• _WHAT TO PRODUCE_
Please repeat the records exactly. The pictures are to be left out.

• _DATA LISTING_

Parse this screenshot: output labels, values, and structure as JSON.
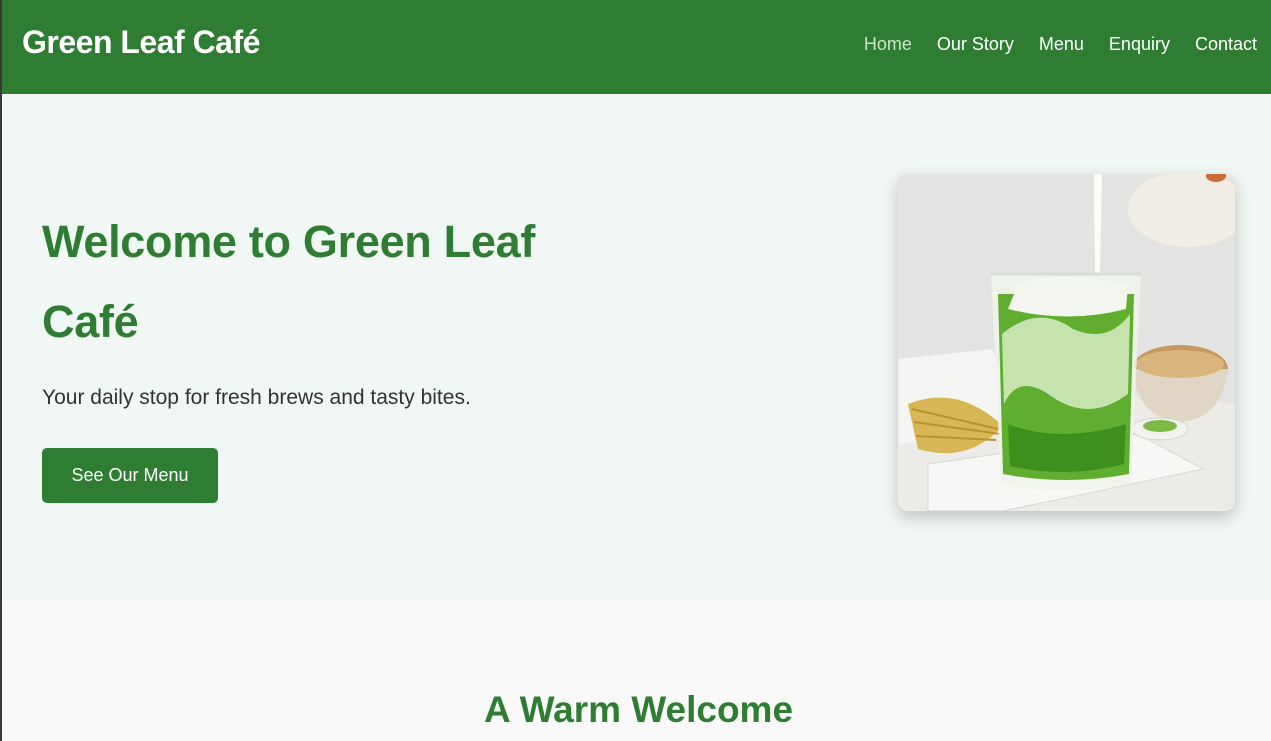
{
  "site": {
    "brand": "Green Leaf Café"
  },
  "nav": {
    "items": [
      {
        "label": "Home",
        "active": true
      },
      {
        "label": "Our Story",
        "active": false
      },
      {
        "label": "Menu",
        "active": false
      },
      {
        "label": "Enquiry",
        "active": false
      },
      {
        "label": "Contact",
        "active": false
      }
    ]
  },
  "hero": {
    "title": "Welcome to Green Leaf Café",
    "subtitle": "Your daily stop for fresh brews and tasty bites.",
    "cta_label": "See Our Menu",
    "image": "matcha-latte-photo"
  },
  "welcome": {
    "title": "A Warm Welcome"
  },
  "colors": {
    "primary": "#2e7d32",
    "hero_bg": "#f1f7f4",
    "nav_active": "#c8e6c9",
    "text": "#333333"
  }
}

• _FINISHED EXERCISE_
Parse this screenshot: output labels, values, and structure as JSON.
{
  "site": {
    "brand": "Green Leaf Café"
  },
  "nav": {
    "items": [
      {
        "label": "Home",
        "active": true
      },
      {
        "label": "Our Story",
        "active": false
      },
      {
        "label": "Menu",
        "active": false
      },
      {
        "label": "Enquiry",
        "active": false
      },
      {
        "label": "Contact",
        "active": false
      }
    ]
  },
  "hero": {
    "title": "Welcome to Green Leaf Café",
    "subtitle": "Your daily stop for fresh brews and tasty bites.",
    "cta_label": "See Our Menu",
    "image": "matcha-latte-photo"
  },
  "welcome": {
    "title": "A Warm Welcome"
  },
  "colors": {
    "primary": "#2e7d32",
    "hero_bg": "#f1f7f4",
    "nav_active": "#c8e6c9",
    "text": "#333333"
  }
}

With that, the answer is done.